“I encourage people to start with what they’re putting in their bodies—what they’re eating and how they’re cooking. The kitchen is the most accessible way to understand the energetics of food and what feels good in your body. We all have to eat, so it’s the most exciting way to explore herbalism and Ayurveda. You don’t need supplements or targeted protocols; learning to feed ourselves properly and in tune with the seasons is the first step. Seasonality inspires my food and menus. In summer, we need cooling and hydrating foods like cucumber, fennel, zucchini, tomatoes, basil, mint, prickly pear cactus, aloe vera, and hibiscus. These foods help our bodies cool down and stay hydrated during our most active season.”

Personal Wellness Philosophy

Q: How do you think the practice of mindfulness, such as watching your food grow, focusing on the color of a vegetable as you wash it, brewing your own tea, or making home-cooked meals, can change the world?


“When cooking for an event with 150 people, there's a lot to manage. But when you're cooking a meal for yourself, family, or friends, it's a chance to slow down and be intentional with your ingredients and preparation. It’s an amazing opportunity to connect with your food and channel love into what you're making. Engaging our senses makes us feel alive. Beauty and pleasure are vital for happiness—not in a superficial sense. Engaging with colorful produce and herbs, working with your hands, and smelling the aromas of spices and food is incredibly pleasurable. And I just think that's very important to be happy.”

Q: Can you elaborate on how you further integrate Ayurveda or any other healing practices/modalities into your personal life? 

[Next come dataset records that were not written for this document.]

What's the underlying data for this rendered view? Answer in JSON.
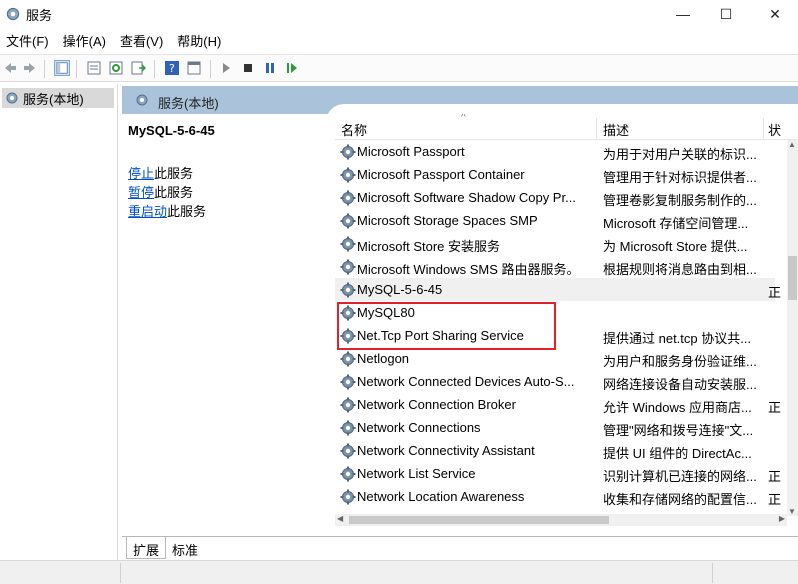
{
  "window": {
    "title": "服务",
    "icon": "services-gear-icon",
    "minimize_glyph": "—",
    "maximize_glyph": "☐",
    "close_glyph": "✕"
  },
  "menu": [
    "文件(F)",
    "操作(A)",
    "查看(V)",
    "帮助(H)"
  ],
  "tree": {
    "label": "服务(本地)"
  },
  "panel": {
    "header": "服务(本地)",
    "selected_service": "MySQL-5-6-45",
    "actions": [
      {
        "link": "停止",
        "rest": "此服务"
      },
      {
        "link": "暂停",
        "rest": "此服务"
      },
      {
        "link": "重启动",
        "rest": "此服务"
      }
    ]
  },
  "columns": {
    "name": "名称",
    "desc": "描述",
    "state": "状"
  },
  "rows": [
    {
      "name": "Microsoft Passport",
      "desc": "为用于对用户关联的标识...",
      "state": ""
    },
    {
      "name": "Microsoft Passport Container",
      "desc": "管理用于针对标识提供者...",
      "state": ""
    },
    {
      "name": "Microsoft Software Shadow Copy Pr...",
      "desc": "管理卷影复制服务制作的...",
      "state": ""
    },
    {
      "name": "Microsoft Storage Spaces SMP",
      "desc": "Microsoft 存储空间管理...",
      "state": ""
    },
    {
      "name": "Microsoft Store 安装服务",
      "desc": "为 Microsoft Store 提供...",
      "state": ""
    },
    {
      "name": "Microsoft Windows SMS 路由器服务。",
      "desc": "根据规则将消息路由到相...",
      "state": ""
    },
    {
      "name": "MySQL-5-6-45",
      "desc": "",
      "state": "正"
    },
    {
      "name": "MySQL80",
      "desc": "",
      "state": ""
    },
    {
      "name": "Net.Tcp Port Sharing Service",
      "desc": "提供通过 net.tcp 协议共...",
      "state": ""
    },
    {
      "name": "Netlogon",
      "desc": "为用户和服务身份验证维...",
      "state": ""
    },
    {
      "name": "Network Connected Devices Auto-S...",
      "desc": "网络连接设备自动安装服...",
      "state": ""
    },
    {
      "name": "Network Connection Broker",
      "desc": "允许 Windows 应用商店...",
      "state": "正"
    },
    {
      "name": "Network Connections",
      "desc": "管理\"网络和拨号连接\"文...",
      "state": ""
    },
    {
      "name": "Network Connectivity Assistant",
      "desc": "提供 UI 组件的 DirectAc...",
      "state": ""
    },
    {
      "name": "Network List Service",
      "desc": "识别计算机已连接的网络...",
      "state": "正"
    },
    {
      "name": "Network Location Awareness",
      "desc": "收集和存储网络的配置信...",
      "state": "正"
    }
  ],
  "tabs": [
    "扩展",
    "标准"
  ],
  "colors": {
    "panel_header": "#abc3da",
    "highlight_border": "#e0202a",
    "link": "#0050c8"
  }
}
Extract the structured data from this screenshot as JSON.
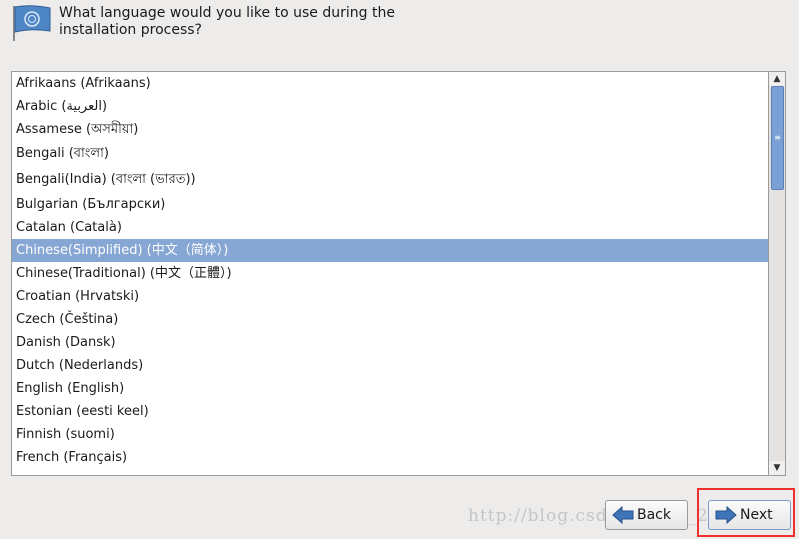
{
  "header": {
    "prompt": "What language would you like to use during the installation process?",
    "icon": "flag-icon"
  },
  "languages": [
    "Afrikaans (Afrikaans)",
    "Arabic (العربية)",
    "Assamese (অসমীয়া)",
    "Bengali (বাংলা)",
    "Bengali(India) (বাংলা (ভারত))",
    "Bulgarian (Български)",
    "Catalan (Català)",
    "Chinese(Simplified) (中文（简体）)",
    "Chinese(Traditional) (中文（正體）)",
    "Croatian (Hrvatski)",
    "Czech (Čeština)",
    "Danish (Dansk)",
    "Dutch (Nederlands)",
    "English (English)",
    "Estonian (eesti keel)",
    "Finnish (suomi)",
    "French (Français)"
  ],
  "selected_index": 7,
  "scroll_position": 0.0,
  "buttons": {
    "back": "Back",
    "next": "Next"
  },
  "watermark": "http://blog.csdn.net/qq_25110851",
  "colors": {
    "selection": "#86a6d4",
    "highlight_box": "#f03030"
  }
}
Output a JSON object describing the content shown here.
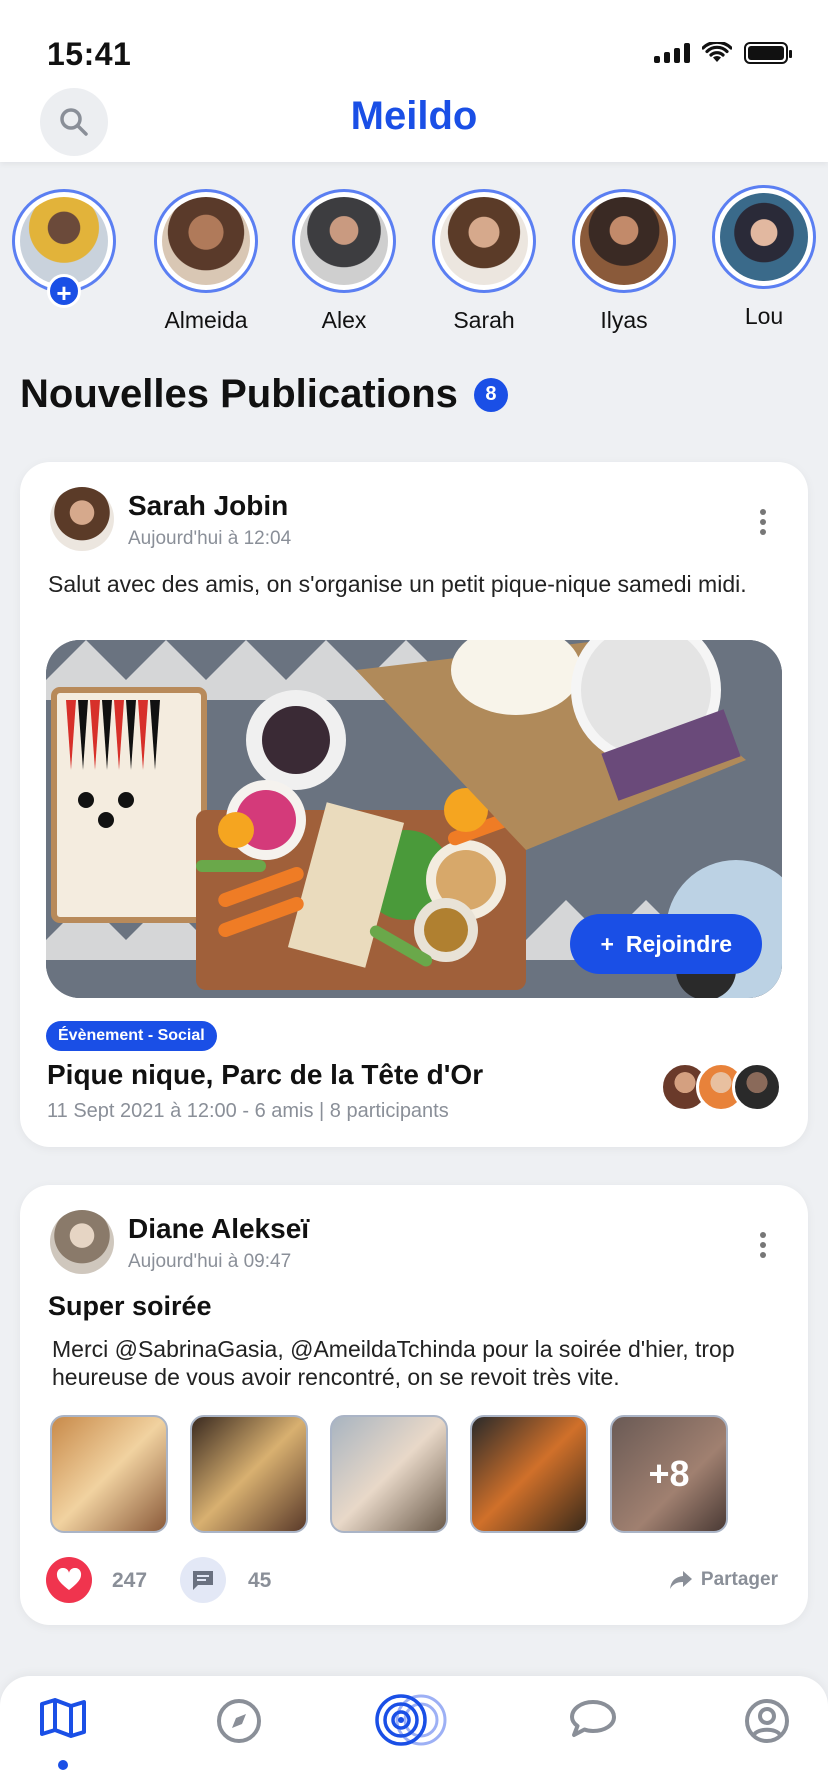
{
  "status_bar": {
    "time": "15:41"
  },
  "header": {
    "title": "Meildo",
    "search_icon": "search-icon"
  },
  "stories": [
    {
      "name": "",
      "is_self": true,
      "add_label": "+"
    },
    {
      "name": "Almeida"
    },
    {
      "name": "Alex"
    },
    {
      "name": "Sarah"
    },
    {
      "name": "Ilyas"
    },
    {
      "name": "Lou"
    }
  ],
  "feed": {
    "title": "Nouvelles Publications",
    "count": "8"
  },
  "post1": {
    "author": "Sarah Jobin",
    "time": "Aujourd'hui à 12:04",
    "text": "Salut avec des amis, on s'organise un petit pique-nique samedi midi.",
    "join_label": "Rejoindre",
    "join_icon": "+",
    "tag": "Évènement - Social",
    "event_title": "Pique nique, Parc de la Tête d'Or",
    "event_meta": "11 Sept 2021 à 12:00 - 6 amis | 8 participants"
  },
  "post2": {
    "author": "Diane Alekseï",
    "time": "Aujourd'hui à 09:47",
    "title": "Super soirée",
    "text": "Merci @SabrinaGasia, @AmeildaTchinda pour la soirée d'hier, trop heureuse de vous avoir rencontré, on se revoit très vite.",
    "more_photos": "+8",
    "likes": "247",
    "comments": "45",
    "share_label": "Partager"
  },
  "nav": [
    "map-icon",
    "compass-icon",
    "radar-icon",
    "chat-icon",
    "profile-icon"
  ],
  "colors": {
    "accent": "#1a4fe6",
    "like": "#f0344e",
    "background": "#eef0f3"
  }
}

“I've gone through phases where I'm not taking good care of myself, and it clearly affects my interactions with others. When I prioritize my health and happiness, I notice a positive difference, and those around me do too. Taking care of myself allows me to lead by example and show others that making positive choices isn't as hard as it seems. 

The most rewarding aspect has been inspiring my friends and family to live in tune with their own rhythms and connect with nature. Despite disliking routine, I know I need it to thrive. My morning routine includes drinking water, taking vitamins and tinctures, tongue scraping, and oil pulling—an Ayurvedic practice.”